About 13 percent of world trade passes through the Suez Canal, according to Allianz, an investment firm. Even a return to normal operations in a week or so would leave supply chains struggling to work through the accumulated backlog.
“So the knock-on impact is not going to be measured in days or weeks,” said Douglas Kent, executive vice president of strategy and alliances at the Association for Supply Chain Management. “It’s going to be measured in months.”
Vessel traffic at the Suez Canal after blockage
Data from March 26 from 6:46 a.m. to 8:43 a.m. UTC.
Lloyd’s List, a shipping journal, estimated that each day the canal is closed, some $9 billion worth of goods are affected, the Associated Press reported. Delays at the canal will affect unloading schedules at other ports and docks, which can delay goods en route to producers, suppliers and consumers.
“Once you open the canal, it’s like ketchup out of a ketchup bottle,” Lars Jensen, the CEO of Denmark-based SeaIntelligence Consulting, told The Washington Post.
Alternative route from Asia to Europe
With the Suez Canal closed, ships either wait or take a longer route to Europe, sailing around the entire African continent.
Ships forced to take an alternative route around Africa and the Cape of Good Hope face lengthy delays, adding around 15 days to their journey.
More shipping companies appear to be losing confidence that the canal would reopen soon. Lloyd’s List Intelligence, a maritime analysis firm, tweeted Friday that vessel-tracking data showed “container lines are starting to take the long route around southern Africa on the backhaul to Asia, rather than wait for the Suez Canal to reopen.”
Has this happened before?
The canal has long been at the center of geopolitical tussling, most notably its dramatic closing in 1956that saw British, French and Israeli forces enter Egypt in a bid to overthrow President Gamal Abdel Nasser, who sought to nationalize the Suez Canal Company. The event turned into a humiliating defeat after the United States withheld its support for the invading forces.
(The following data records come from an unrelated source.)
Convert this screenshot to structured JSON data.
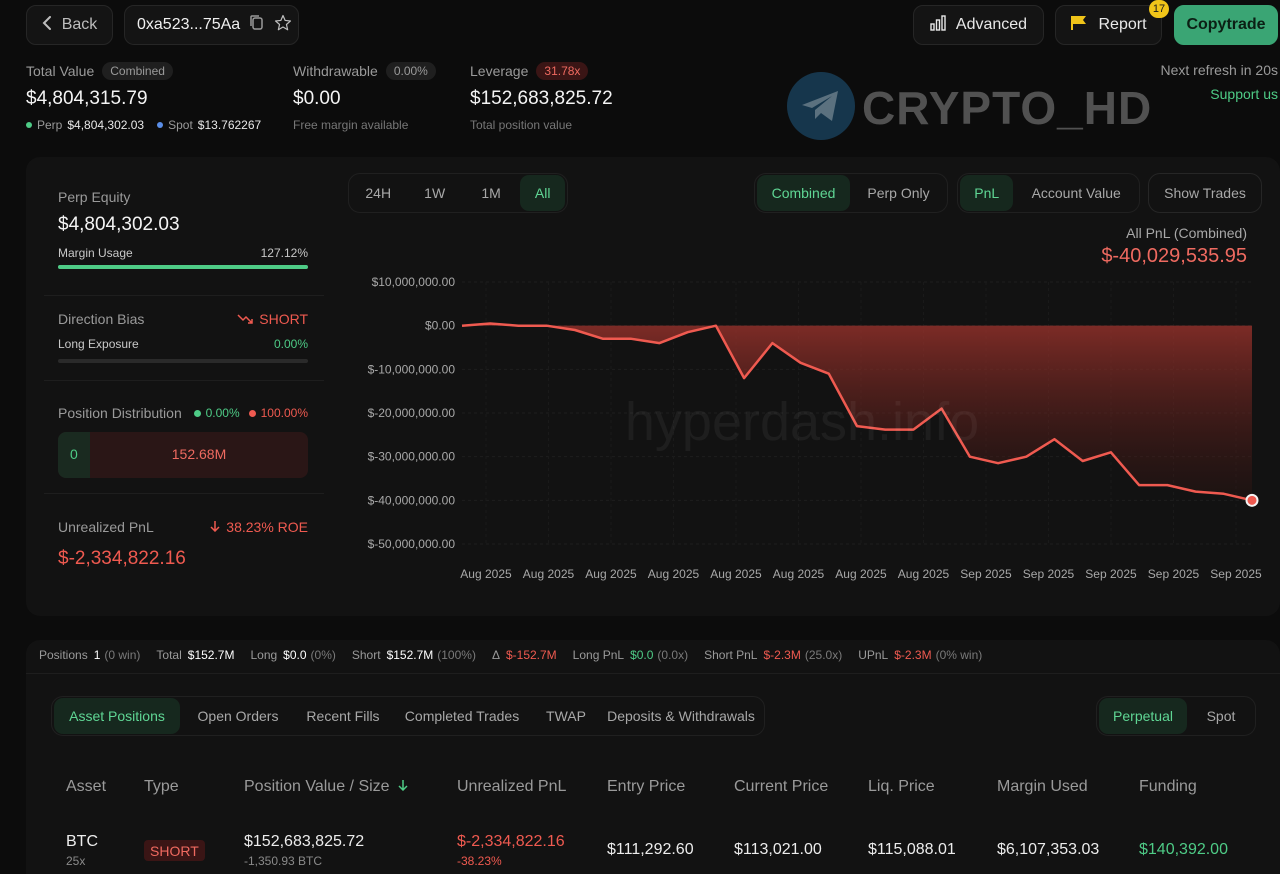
{
  "header": {
    "back_label": "Back",
    "address": "0xa523...75Aa",
    "advanced_label": "Advanced",
    "report_label": "Report",
    "report_badge": "17",
    "copytrade_label": "Copytrade"
  },
  "summary": {
    "total_value_label": "Total Value",
    "total_value_pill": "Combined",
    "total_value": "$4,804,315.79",
    "perp_label": "Perp",
    "perp_value": "$4,804,302.03",
    "spot_label": "Spot",
    "spot_value": "$13.762267",
    "withdrawable_label": "Withdrawable",
    "withdrawable_pill": "0.00%",
    "withdrawable_value": "$0.00",
    "withdrawable_sub": "Free margin available",
    "leverage_label": "Leverage",
    "leverage_pill": "31.78x",
    "leverage_value": "$152,683,825.72",
    "leverage_sub": "Total position value",
    "refresh_text": "Next refresh in 20s",
    "support_label": "Support us"
  },
  "watermark": {
    "brand_text": "CRYPTO_HD",
    "chart_text": "hyperdash.info"
  },
  "left_panel": {
    "perp_equity_label": "Perp Equity",
    "perp_equity_value": "$4,804,302.03",
    "margin_usage_label": "Margin Usage",
    "margin_usage_value": "127.12%",
    "margin_usage_fraction": 1.0,
    "direction_bias_label": "Direction Bias",
    "direction_bias_value": "SHORT",
    "long_exposure_label": "Long Exposure",
    "long_exposure_value": "0.00%",
    "position_distribution_label": "Position Distribution",
    "long_pct": "0.00%",
    "short_pct": "100.00%",
    "dist_long_value": "0",
    "dist_short_value": "152.68M",
    "unrealized_label": "Unrealized PnL",
    "roe_value": "38.23% ROE",
    "unrealized_value": "$-2,334,822.16"
  },
  "chart_controls": {
    "ranges": [
      "24H",
      "1W",
      "1M",
      "All"
    ],
    "active_range": "All",
    "modes": [
      "Combined",
      "Perp Only"
    ],
    "active_mode": "Combined",
    "metrics": [
      "PnL",
      "Account Value"
    ],
    "active_metric": "PnL",
    "show_trades_label": "Show Trades",
    "pnl_title": "All PnL (Combined)",
    "pnl_total": "$-40,029,535.95"
  },
  "colors": {
    "accent_green": "#4ecb86",
    "negative_red": "#ef5a50",
    "copytrade_bg": "#3aa574"
  },
  "chart_data": {
    "type": "area",
    "title": "All PnL (Combined)",
    "ylim": [
      -50000000,
      10000000
    ],
    "y_ticks": [
      "$10,000,000.00",
      "$0.00",
      "$-10,000,000.00",
      "$-20,000,000.00",
      "$-30,000,000.00",
      "$-40,000,000.00",
      "$-50,000,000.00"
    ],
    "y_tick_values": [
      10000000,
      0,
      -10000000,
      -20000000,
      -30000000,
      -40000000,
      -50000000
    ],
    "x_ticks": [
      "Aug 2025",
      "Aug 2025",
      "Aug 2025",
      "Aug 2025",
      "Aug 2025",
      "Aug 2025",
      "Aug 2025",
      "Aug 2025",
      "Sep 2025",
      "Sep 2025",
      "Sep 2025",
      "Sep 2025",
      "Sep 2025"
    ],
    "grid": true,
    "series": [
      {
        "values": [
          0,
          500000,
          0,
          0,
          -1000000,
          -3000000,
          -3000000,
          -4000000,
          -1500000,
          0,
          -12000000,
          -4000000,
          -8500000,
          -11000000,
          -23000000,
          -23800000,
          -23800000,
          -19000000,
          -30000000,
          -31500000,
          -30000000,
          -26000000,
          -31000000,
          -29000000,
          -36500000,
          -36500000,
          -38000000,
          -38500000,
          -40000000
        ]
      }
    ]
  },
  "positions_summary": [
    {
      "label": "Positions",
      "value": "1",
      "extra": "(0 win)",
      "color": "#ffffff"
    },
    {
      "label": "Total",
      "value": "$152.7M",
      "extra": "",
      "color": "#ffffff"
    },
    {
      "label": "Long",
      "value": "$0.0",
      "extra": "(0%)",
      "color": "#ffffff"
    },
    {
      "label": "Short",
      "value": "$152.7M",
      "extra": "(100%)",
      "color": "#ffffff"
    },
    {
      "label": "Δ",
      "value": "$-152.7M",
      "extra": "",
      "color": "#ef5a50"
    },
    {
      "label": "Long PnL",
      "value": "$0.0",
      "extra": "(0.0x)",
      "color": "#4ecb86"
    },
    {
      "label": "Short PnL",
      "value": "$-2.3M",
      "extra": "(25.0x)",
      "color": "#ef5a50"
    },
    {
      "label": "UPnL",
      "value": "$-2.3M",
      "extra": "(0% win)",
      "color": "#ef5a50"
    }
  ],
  "tabs": {
    "items": [
      "Asset Positions",
      "Open Orders",
      "Recent Fills",
      "Completed Trades",
      "TWAP",
      "Deposits & Withdrawals"
    ],
    "active": "Asset Positions",
    "market_types": [
      "Perpetual",
      "Spot"
    ],
    "active_market": "Perpetual"
  },
  "table": {
    "headers": [
      "Asset",
      "Type",
      "Position Value / Size",
      "Unrealized PnL",
      "Entry Price",
      "Current Price",
      "Liq. Price",
      "Margin Used",
      "Funding"
    ],
    "row": {
      "asset": "BTC",
      "leverage": "25x",
      "type": "SHORT",
      "position_value": "$152,683,825.72",
      "size": "-1,350.93 BTC",
      "unrealized_pnl": "$-2,334,822.16",
      "unrealized_pct": "-38.23%",
      "entry_price": "$111,292.60",
      "current_price": "$113,021.00",
      "liq_price": "$115,088.01",
      "margin_used": "$6,107,353.03",
      "funding": "$140,392.00"
    }
  }
}
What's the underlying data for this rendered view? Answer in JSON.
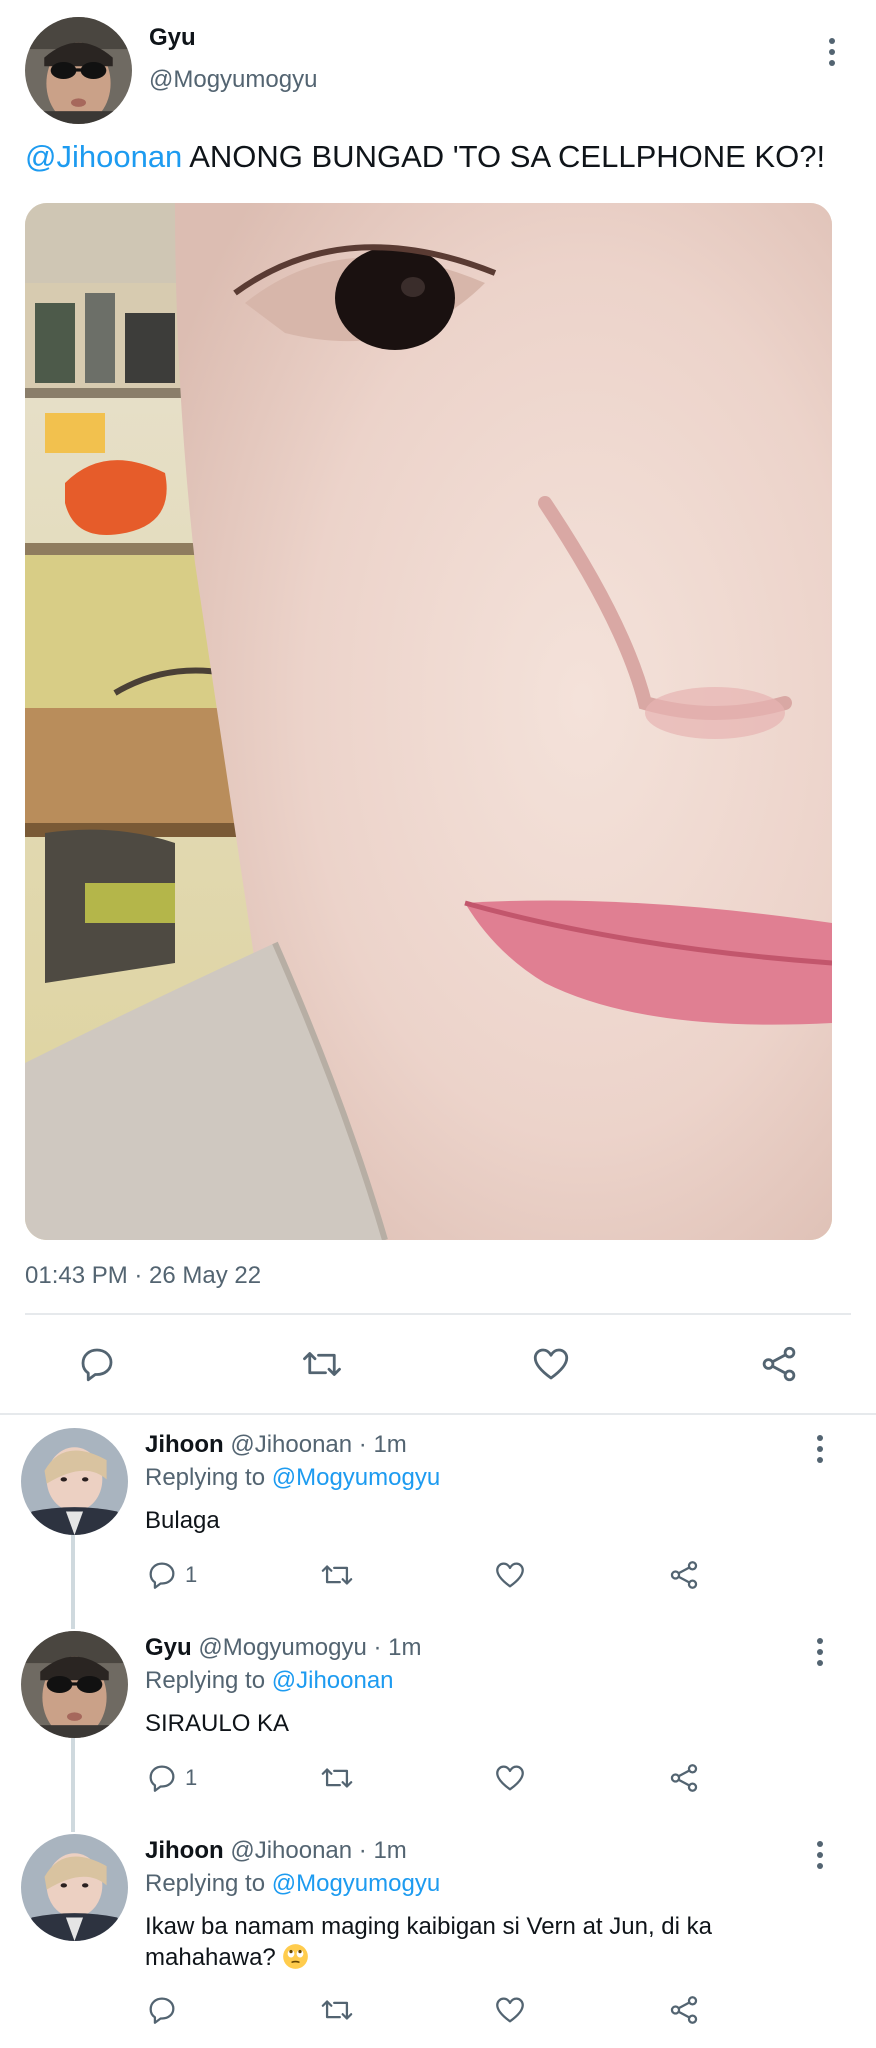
{
  "main_tweet": {
    "author_name": "Gyu",
    "author_handle": "@Mogyumogyu",
    "mention": "@Jihoonan",
    "text": "ANONG BUNGAD 'TO SA CELLPHONE KO?!",
    "timestamp": "01:43 PM · 26 May 22"
  },
  "actions": {
    "reply_icon": "reply-icon",
    "retweet_icon": "retweet-icon",
    "like_icon": "heart-icon",
    "share_icon": "share-icon"
  },
  "replies": [
    {
      "name": "Jihoon",
      "handle_time": "@Jihoonan · 1m",
      "replying_prefix": "Replying to",
      "replying_to": "@Mogyumogyu",
      "text": "Bulaga",
      "reply_count": "1"
    },
    {
      "name": "Gyu",
      "handle_time": "@Mogyumogyu · 1m",
      "replying_prefix": "Replying to",
      "replying_to": "@Jihoonan",
      "text": "SIRAULO KA",
      "reply_count": "1"
    },
    {
      "name": "Jihoon",
      "handle_time": "@Jihoonan · 1m",
      "replying_prefix": "Replying to",
      "replying_to": "@Mogyumogyu",
      "text": "Ikaw ba namam maging kaibigan si Vern at Jun, di ka mahahawa?",
      "reply_count": ""
    }
  ],
  "colors": {
    "accent": "#1d9bf0",
    "muted": "#536471",
    "text": "#0f1419",
    "divider": "#e6e9ec"
  }
}
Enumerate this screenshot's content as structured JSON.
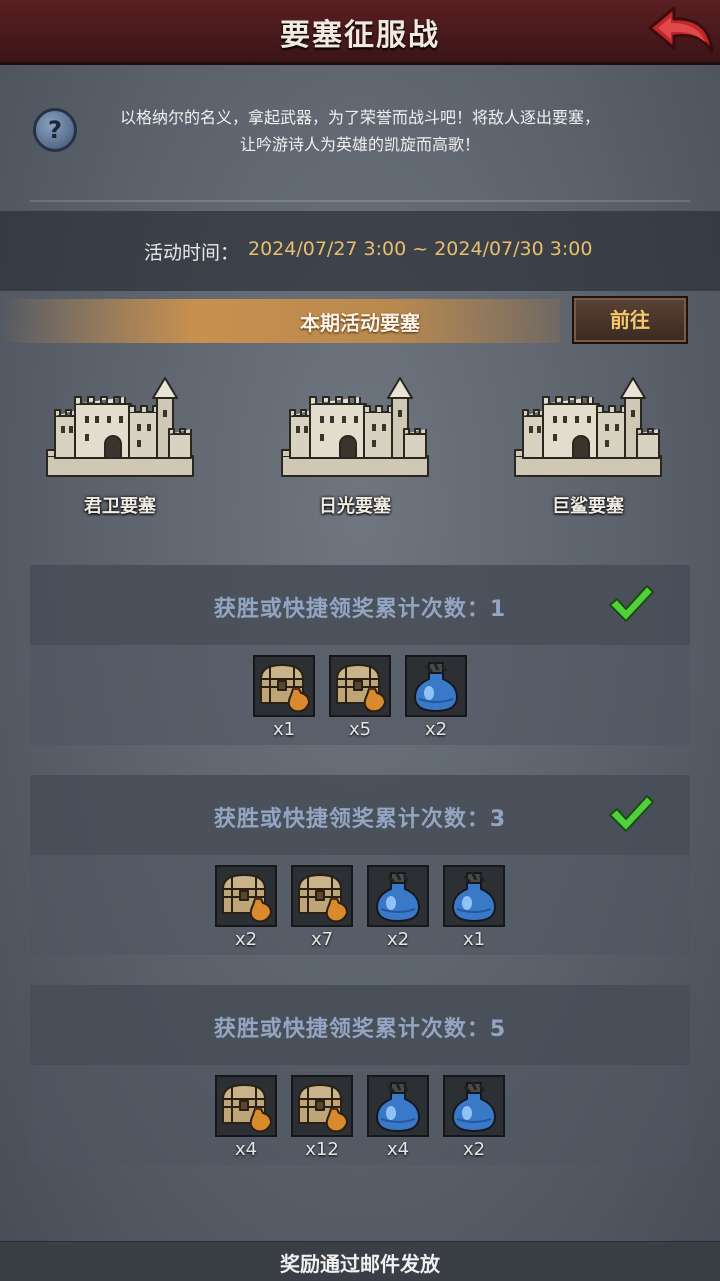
{
  "header": {
    "title": "要塞征服战"
  },
  "intro": {
    "line1": "以格纳尔的名义，拿起武器，为了荣誉而战斗吧！将敌人逐出要塞，",
    "line2": "让吟游诗人为英雄的凯旋而高歌！"
  },
  "event_time": {
    "label": "活动时间：",
    "value": "2024/07/27 3:00 ~ 2024/07/30 3:00"
  },
  "active_forts": {
    "title": "本期活动要塞",
    "goto_label": "前往",
    "forts": [
      {
        "name": "君卫要塞"
      },
      {
        "name": "日光要塞"
      },
      {
        "name": "巨鲨要塞"
      }
    ]
  },
  "reward_tiers": [
    {
      "title": "获胜或快捷领奖累计次数：1",
      "completed": true,
      "items": [
        {
          "icon": "treasure-chest-icon",
          "count": "x1"
        },
        {
          "icon": "treasure-chest-icon",
          "count": "x5"
        },
        {
          "icon": "blue-potion-icon",
          "count": "x2"
        }
      ]
    },
    {
      "title": "获胜或快捷领奖累计次数：3",
      "completed": true,
      "items": [
        {
          "icon": "treasure-chest-icon",
          "count": "x2"
        },
        {
          "icon": "treasure-chest-icon",
          "count": "x7"
        },
        {
          "icon": "blue-potion-icon",
          "count": "x2"
        },
        {
          "icon": "blue-potion-icon",
          "count": "x1"
        }
      ]
    },
    {
      "title": "获胜或快捷领奖累计次数：5",
      "completed": false,
      "items": [
        {
          "icon": "treasure-chest-icon",
          "count": "x4"
        },
        {
          "icon": "treasure-chest-icon",
          "count": "x12"
        },
        {
          "icon": "blue-potion-icon",
          "count": "x4"
        },
        {
          "icon": "blue-potion-icon",
          "count": "x2"
        }
      ]
    }
  ],
  "footer": {
    "text": "奖励通过邮件发放"
  },
  "colors": {
    "header_bg": "#4a1a1c",
    "accent_gold": "#e9be6d",
    "tier_title": "#93a5c2",
    "check_green": "#4fd13a"
  }
}
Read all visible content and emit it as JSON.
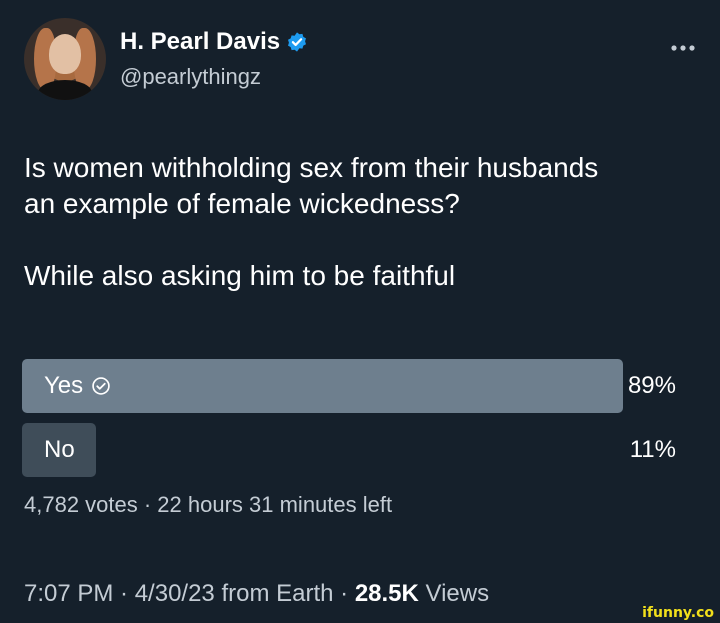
{
  "author": {
    "display_name": "H. Pearl Davis",
    "handle": "@pearlythingz"
  },
  "more_icon": "more-horizontal-icon",
  "tweet": {
    "line1": "Is women withholding sex from their husbands",
    "line2": "an example of female wickedness?",
    "line3": "While also asking him to be faithful"
  },
  "poll": {
    "options": [
      {
        "label": "Yes",
        "percent_label": "89%",
        "percent": 89,
        "winner": true
      },
      {
        "label": "No",
        "percent_label": "11%",
        "percent": 11,
        "winner": false
      }
    ],
    "meta": "4,782 votes · 22 hours 31 minutes left"
  },
  "footer": {
    "time_date": "7:07 PM · 4/30/23 from Earth · ",
    "views_count": "28.5K",
    "views_label": " Views"
  },
  "watermark": "ifunny.co",
  "colors": {
    "background": "#15202b",
    "verified": "#1d9bf0",
    "winner_bar": "#6e7f8e",
    "loser_bar": "#3f4d59"
  }
}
The canal was later closed for eight years after the Arab-Israeli War, before being reopened in 1975. There have been other smaller blockages more recently: In 2017, a Japanese vessel carrying containers became blocked in the canal after it had a mechanical issue. Tugboats and Egyptian authorities, however, were able to kick-start the ship within a couple of hours.
Written by Miriam Berger, Júlia Ledur and Adam Taylor | The Washington Post